How the award-winning in-house VFX team for the Netflix drama completed 600 shots in eight months on AWS

With work on season four of Netflix’s The Crown hit by the pandemic, the show’s VFX team adopted a cloud-based workflow from Amazon Web Services to complete more than 600 shots while working remotely.

“With the show’s increasing popularity, its VFX needs have grown, and we’ve expanded our internal team to handle much of the work,” explains The Crown VFX Supervisor Ben Turner.

“We’ll contract vendors for shots that require significant CG, animation, or tracking, but keep things like matte painting, set extensions, TV monitor inserts and car green screen in-house, which allows us to work much more quickly and efficiently.

“Before the pandemic, we colocated our team with editorial, so that we could be physically closer to the director and producers throughout post, and further accelerate the creative feedback loop,” he adds.

Ahead of Season 4 plates arriving, the VFX team readied its pipeline. Having found success with the cloud for the previous season, but looking to bolster its capabilities, Turner looked to AWS. From demo to implementation, the team were up and running in less than a month, ready to tap into AWS from Intel NUC boxes.

They connected via AWS Partner Teradici’s Cloud Access Software, and worked on Linux-based virtual workstations powered by Amazon Elastic Compute Cloud (Amazon EC2) G4dn instances running Foundry’s Nuke, with Amazon Simple Storage Service (Amazon S3) housing assets, Amazon FSx file server for enhanced throughput, and Amazon EC2 Spot Instances for rendering. And then the UK’s first lockdown hit.

“We are super fortunate that we were already using AWS, so when all of our artists went home, they each took a NUC and a monitor, and we proceeded with our work as intended, apart from being together for reviews,” Turner explains. “Everyone was initially based out of London, but as the summer went on, some artists relocated and the transitions were totally seamless, which is one of the real benefits of having an AWS based pipeline. We can work with artists no matter where they are globally and more easily enlist bespoke talent to solve specific problems.”

“Our team doesn’t run year-round, only when the season is in post, so we wanted our workflow to be as turnkey as possible,” adds The Crown’s VFX producer Reece Ewing. “I didn’t want to deal with painful scenarios like running out of storage mid project and the added stress that comes with scrambling for hardware and space.
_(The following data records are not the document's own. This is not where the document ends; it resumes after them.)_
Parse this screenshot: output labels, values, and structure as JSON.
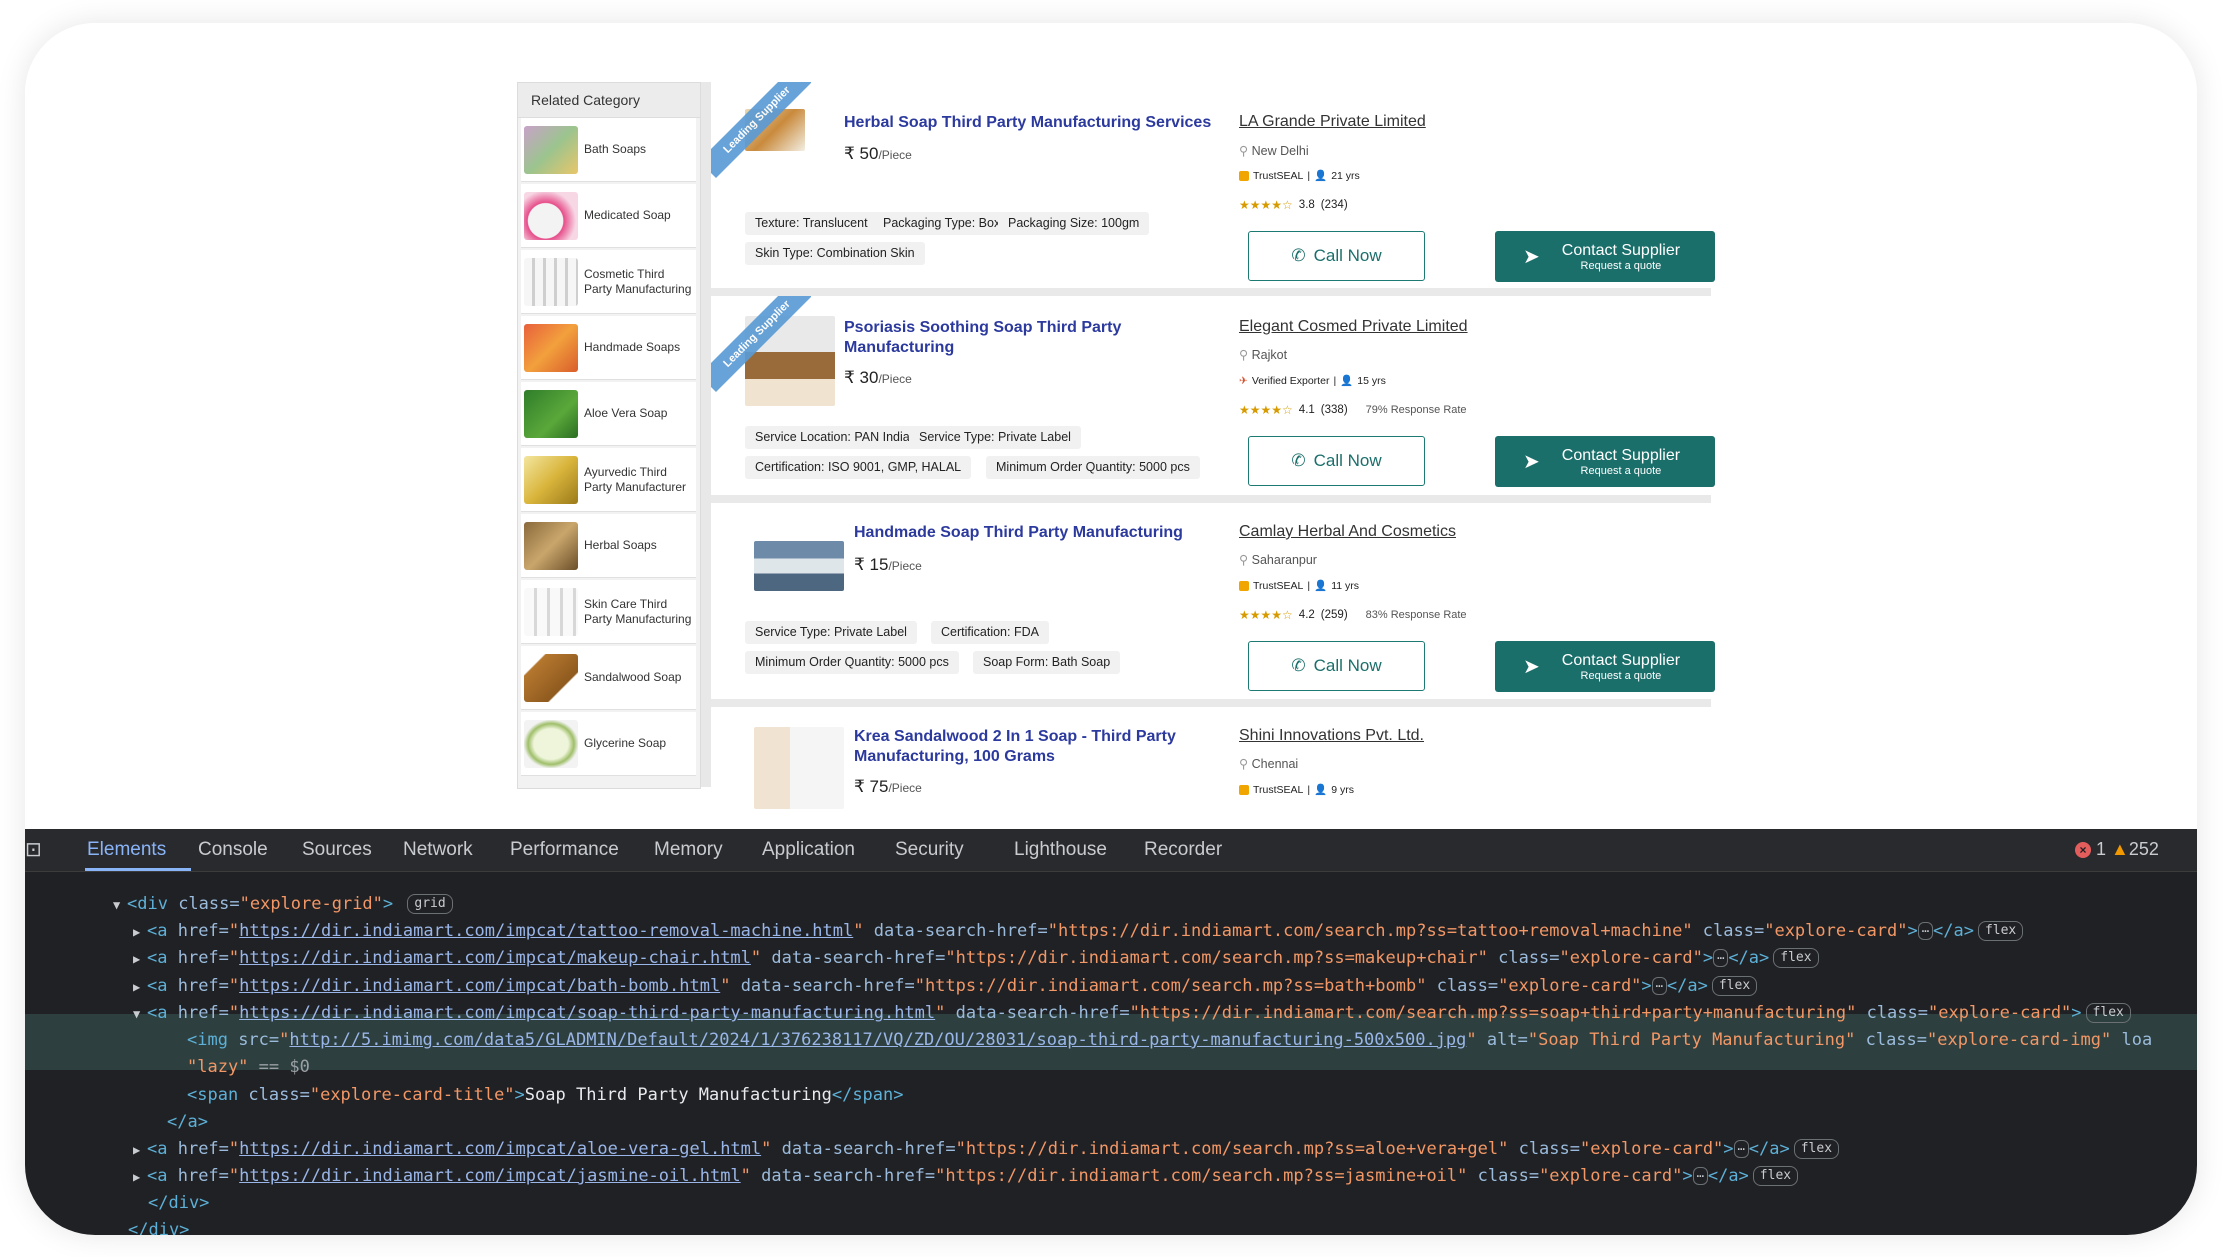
{
  "sidebar": {
    "heading": "Related Category",
    "items": [
      {
        "label": "Bath Soaps"
      },
      {
        "label": "Medicated Soap"
      },
      {
        "label": "Cosmetic Third Party Manufacturing"
      },
      {
        "label": "Handmade Soaps"
      },
      {
        "label": "Aloe Vera Soap"
      },
      {
        "label": "Ayurvedic Third Party Manufacturer"
      },
      {
        "label": "Herbal Soaps"
      },
      {
        "label": "Skin Care Third Party Manufacturing"
      },
      {
        "label": "Sandalwood Soap"
      },
      {
        "label": "Glycerine Soap"
      }
    ]
  },
  "ribbon_text": "Leading Supplier",
  "call_label": "Call Now",
  "contact_label": "Contact Supplier",
  "contact_sub": "Request a quote",
  "listings": [
    {
      "title": "Herbal Soap Third Party Manufacturing Services",
      "price": "₹ 50",
      "unit": "/Piece",
      "tags": [
        "Texture: Translucent",
        "Packaging Type: Box",
        "Packaging Size: 100gm",
        "Skin Type: Combination Skin"
      ],
      "company": "LA Grande Private Limited",
      "city": "New Delhi",
      "badge": "TrustSEAL",
      "years": "21 yrs",
      "rating": "3.8",
      "rating_count": "(234)",
      "response": ""
    },
    {
      "title_l1": "Psoriasis Soothing Soap Third Party",
      "title_l2": "Manufacturing",
      "price": "₹ 30",
      "unit": "/Piece",
      "tags": [
        "Service Location: PAN India",
        "Service Type: Private Label",
        "Certification: ISO 9001, GMP, HALAL",
        "Minimum Order Quantity: 5000 pcs"
      ],
      "company": "Elegant Cosmed Private Limited",
      "city": "Rajkot",
      "badge": "Verified Exporter",
      "years": "15 yrs",
      "rating": "4.1",
      "rating_count": "(338)",
      "response": "79% Response Rate"
    },
    {
      "title": "Handmade Soap Third Party Manufacturing",
      "price": "₹ 15",
      "unit": "/Piece",
      "tags": [
        "Service Type: Private Label",
        "Certification: FDA",
        "Minimum Order Quantity: 5000 pcs",
        "Soap Form: Bath Soap"
      ],
      "company": "Camlay Herbal And Cosmetics",
      "city": "Saharanpur",
      "badge": "TrustSEAL",
      "years": "11 yrs",
      "rating": "4.2",
      "rating_count": "(259)",
      "response": "83% Response Rate"
    },
    {
      "title_l1": "Krea Sandalwood 2 In 1 Soap - Third Party",
      "title_l2": "Manufacturing, 100 Grams",
      "price": "₹ 75",
      "unit": "/Piece",
      "company": "Shini Innovations Pvt. Ltd.",
      "city": "Chennai",
      "badge": "TrustSEAL",
      "years": "9 yrs"
    }
  ],
  "devtools": {
    "tabs": [
      "Elements",
      "Console",
      "Sources",
      "Network",
      "Performance",
      "Memory",
      "Application",
      "Security",
      "Lighthouse",
      "Recorder"
    ],
    "errors": "1",
    "warnings": "252",
    "badge_grid": "grid",
    "badge_flex": "flex",
    "lines": {
      "l0_tag": "<div",
      "l0_attr": " class=",
      "l0_val": "\"explore-grid\"",
      "l0_close": ">",
      "a_open": "<a",
      "href_attr": " href=",
      "dsh_attr": " data-search-href=",
      "class_attr": " class=",
      "card_val": "\"explore-card\"",
      "end_a": "</a>",
      "gt": ">",
      "q": "\"",
      "r1_href": "https://dir.indiamart.com/impcat/tattoo-removal-machine.html",
      "r1_dsh": "https://dir.indiamart.com/search.mp?ss=tattoo+removal+machine",
      "r2_href": "https://dir.indiamart.com/impcat/makeup-chair.html",
      "r2_dsh": "https://dir.indiamart.com/search.mp?ss=makeup+chair",
      "r3_href": "https://dir.indiamart.com/impcat/bath-bomb.html",
      "r3_dsh": "https://dir.indiamart.com/search.mp?ss=bath+bomb",
      "r4_href": "https://dir.indiamart.com/impcat/soap-third-party-manufacturing.html",
      "r4_dsh": "https://dir.indiamart.com/search.mp?ss=soap+third+party+manufacturing",
      "img_tag": "<img",
      "src_attr": " src=",
      "img_src": "http://5.imimg.com/data5/GLADMIN/Default/2024/1/376238117/VQ/ZD/OU/28031/soap-third-party-manufacturing-500x500.jpg",
      "alt_attr": " alt=",
      "alt_val": "\"Soap Third Party Manufacturing\"",
      "img_class": "\"explore-card-img\"",
      "loa": " loa",
      "lazy": "\"lazy\"",
      "eq": " == $0",
      "span_tag": "<span",
      "span_class": "\"explore-card-title\"",
      "span_text": "Soap Third Party Manufacturing",
      "span_end": "</span>",
      "r5_href": "https://dir.indiamart.com/impcat/aloe-vera-gel.html",
      "r5_dsh": "https://dir.indiamart.com/search.mp?ss=aloe+vera+gel",
      "r6_href": "https://dir.indiamart.com/impcat/jasmine-oil.html",
      "r6_dsh": "https://dir.indiamart.com/search.mp?ss=jasmine+oil",
      "end_div": "</div>"
    }
  },
  "colors": {
    "accent_teal": "#1b6f6b",
    "title_blue": "#2c3a9e",
    "devtools_bg": "#202124"
  }
}
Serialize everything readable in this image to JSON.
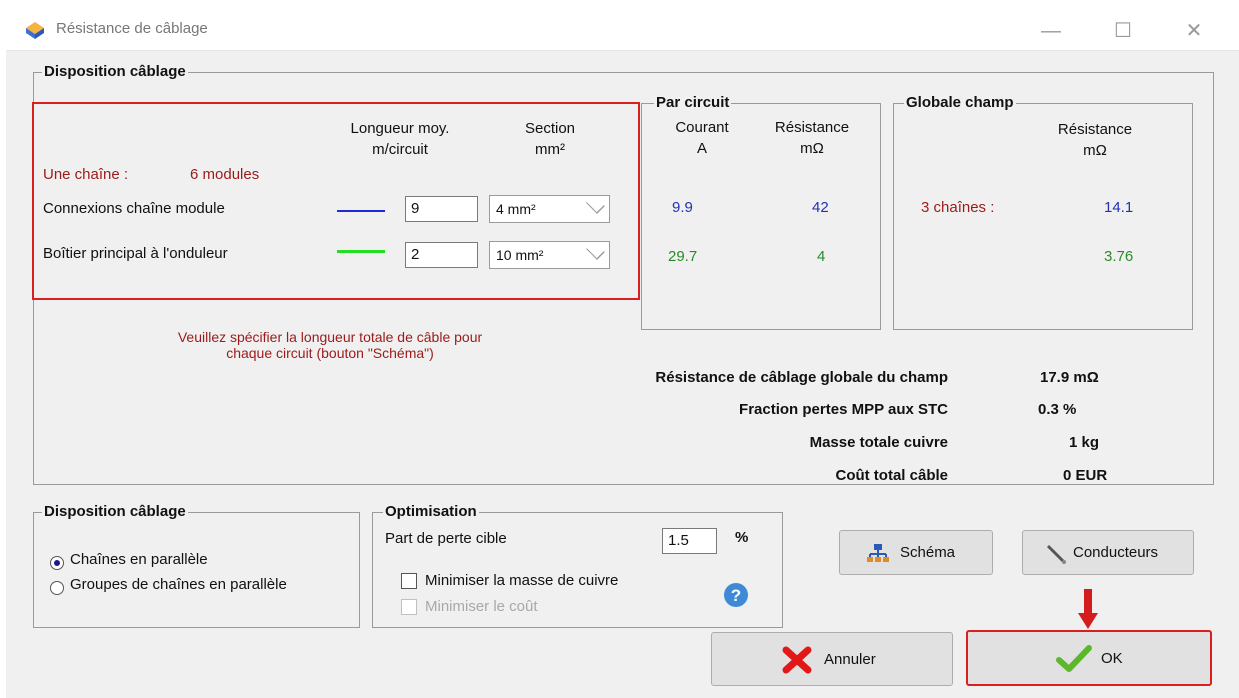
{
  "window": {
    "title": "Résistance de câblage",
    "minimize_glyph": "—",
    "maximize_glyph": "☐",
    "close_glyph": "✕"
  },
  "main_group": {
    "title": "Disposition câblage",
    "col_length_line1": "Longueur moy.",
    "col_length_line2": "m/circuit",
    "col_section_line1": "Section",
    "col_section_line2": "mm²",
    "chain_label": "Une chaîne :",
    "chain_value": "6 modules",
    "rows": [
      {
        "label": "Connexions chaîne module",
        "line_color": "#1f2bd6",
        "length": "9",
        "section": "4 mm²"
      },
      {
        "label": "Boîtier principal à l'onduleur",
        "line_color": "#22dd22",
        "length": "2",
        "section": "10 mm²"
      }
    ],
    "note_line1": "Veuillez spécifier la longueur totale de câble pour",
    "note_line2": "chaque circuit (bouton \"Schéma\")"
  },
  "par_circuit": {
    "title": "Par circuit",
    "col_current_line1": "Courant",
    "col_current_line2": "A",
    "col_res_line1": "Résistance",
    "col_res_line2": "mΩ",
    "rows": [
      {
        "current": "9.9",
        "resistance": "42"
      },
      {
        "current": "29.7",
        "resistance": "4"
      }
    ]
  },
  "globale": {
    "title": "Globale champ",
    "col_res_line1": "Résistance",
    "col_res_line2": "mΩ",
    "chains_label": "3 chaînes :",
    "values": [
      "14.1",
      "3.76"
    ]
  },
  "summary": [
    {
      "label": "Résistance de câblage globale du champ",
      "value": "17.9 mΩ"
    },
    {
      "label": "Fraction pertes MPP aux STC",
      "value": "0.3 %"
    },
    {
      "label": "Masse totale cuivre",
      "value": "1 kg"
    },
    {
      "label": "Coût total câble",
      "value": "0 EUR"
    }
  ],
  "layout_group": {
    "title": "Disposition câblage",
    "options": [
      "Chaînes en parallèle",
      "Groupes de chaînes en parallèle"
    ],
    "selected": 0
  },
  "optimisation": {
    "title": "Optimisation",
    "target_label": "Part de perte cible",
    "target_value": "1.5",
    "target_unit": "%",
    "check1": "Minimiser la masse de cuivre",
    "check2": "Minimiser le coût"
  },
  "buttons": {
    "schema": "Schéma",
    "conductors": "Conducteurs",
    "cancel": "Annuler",
    "ok": "OK"
  },
  "colors": {
    "accent_red": "#d92020",
    "blue_value": "#2231b5",
    "green_value": "#2a8a2a",
    "dark_red_text": "#9b1b1b"
  }
}
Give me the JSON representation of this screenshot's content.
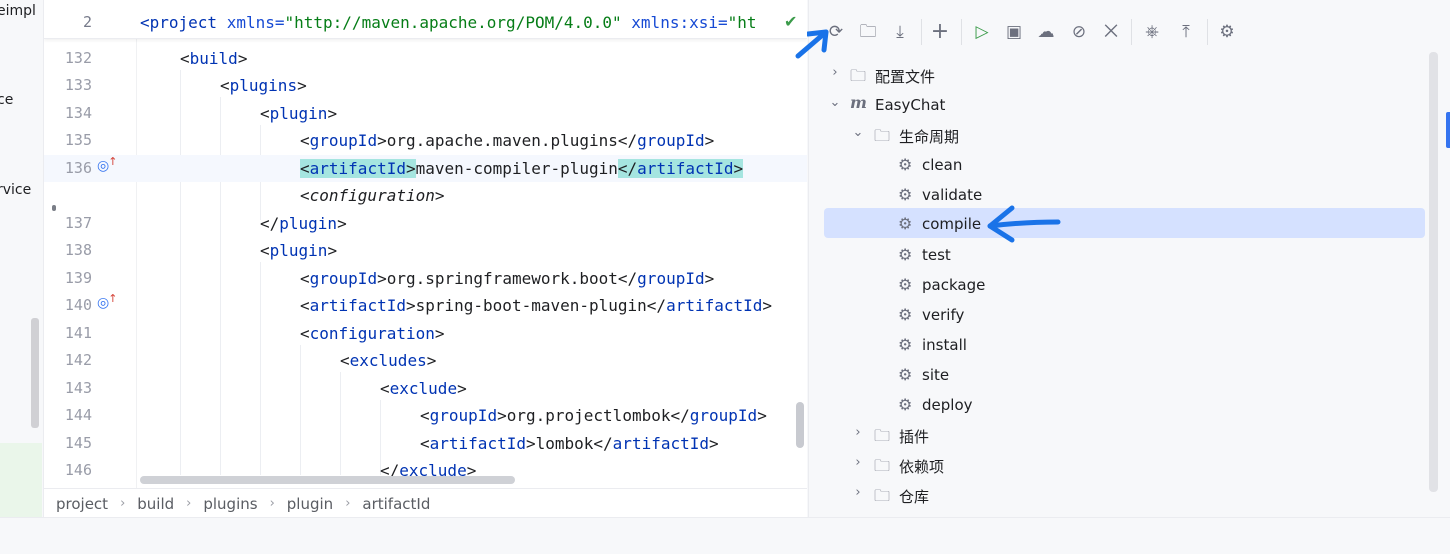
{
  "left_strip": {
    "fragments": [
      "eimpl",
      "ce",
      "rvice"
    ]
  },
  "sticky": {
    "line_number": "2",
    "code_tag": "<project",
    "attr1": " xmlns=",
    "val1": "\"http://maven.apache.org/POM/4.0.0\"",
    "attr2": " xmlns:xsi=",
    "val2": "\"ht"
  },
  "editor": {
    "lines": [
      {
        "n": "132",
        "open": "<",
        "tag": "build",
        "close": ">"
      },
      {
        "n": "133",
        "open": "<",
        "tag": "plugins",
        "close": ">"
      },
      {
        "n": "134",
        "open": "<",
        "tag": "plugin",
        "close": ">"
      },
      {
        "n": "135",
        "t1": "groupId",
        "text": "org.apache.maven.plugins",
        "t2": "groupId"
      },
      {
        "n": "136",
        "t1": "artifactId",
        "text": "maven-compiler-plugin",
        "t2": "artifactId"
      },
      {
        "n": "",
        "comment": "<configuration>"
      },
      {
        "n": "137",
        "open": "</",
        "tag": "plugin",
        "close": ">"
      },
      {
        "n": "138",
        "open": "<",
        "tag": "plugin",
        "close": ">"
      },
      {
        "n": "139",
        "t1": "groupId",
        "text": "org.springframework.boot",
        "t2": "groupId"
      },
      {
        "n": "140",
        "t1": "artifactId",
        "text": "spring-boot-maven-plugin",
        "t2": "artifactId"
      },
      {
        "n": "141",
        "open": "<",
        "tag": "configuration",
        "close": ">"
      },
      {
        "n": "142",
        "open": "<",
        "tag": "excludes",
        "close": ">"
      },
      {
        "n": "143",
        "open": "<",
        "tag": "exclude",
        "close": ">"
      },
      {
        "n": "144",
        "t1": "groupId",
        "text": "org.projectlombok",
        "t2": "groupId"
      },
      {
        "n": "145",
        "t1": "artifactId",
        "text": "lombok",
        "t2": "artifactId"
      },
      {
        "n": "146",
        "open": "</",
        "tag": "exclude",
        "close": ">"
      }
    ]
  },
  "breadcrumb": [
    "project",
    "build",
    "plugins",
    "plugin",
    "artifactId"
  ],
  "maven": {
    "toolbar_icons": [
      "refresh-icon",
      "reimport-folder-icon",
      "download-icon",
      "add-icon",
      "run-icon",
      "run-config-icon",
      "offline-icon",
      "skip-tests-icon",
      "collapse-icon",
      "analyze-icon",
      "expand-icon",
      "settings-icon"
    ],
    "tree": {
      "profiles": "配置文件",
      "project": "EasyChat",
      "lifecycle": "生命周期",
      "phases": [
        "clean",
        "validate",
        "compile",
        "test",
        "package",
        "verify",
        "install",
        "site",
        "deploy"
      ],
      "selected_phase": "compile",
      "plugins": "插件",
      "dependencies": "依赖项",
      "repositories": "仓库"
    }
  },
  "colors": {
    "accent": "#3574f0",
    "selection": "#d5e1ff",
    "tag": "#0033b3",
    "annotation": "#1a73e8"
  }
}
With all of our media securely on AWS, we have the flexibility and muscle to scale on demand, and can turn it off when we don’t. Sometimes our artists would need a bigger box to complete a shot and being able to call up more RAM or increase storage as needed to get a shot over the line was invaluable.”

As Turner and Ewing prepare for production on season five, their team will continue using a cloud-based pipeline on AWS, although likely with artists back in the studio.

“In creative industries, it can be tough to quantify things like productivity and artist satisfaction, but the numbers speak for themselves,” says Turner. “Our team was able to complete an incredible amount of work this season, despite the challenges, and I definitely noticed a jump in happy faces. Working on AWS allows artists to create in a way that’s familiar and close to an on-premises experience, which helps the tech fade away and allow them to focus on creating.”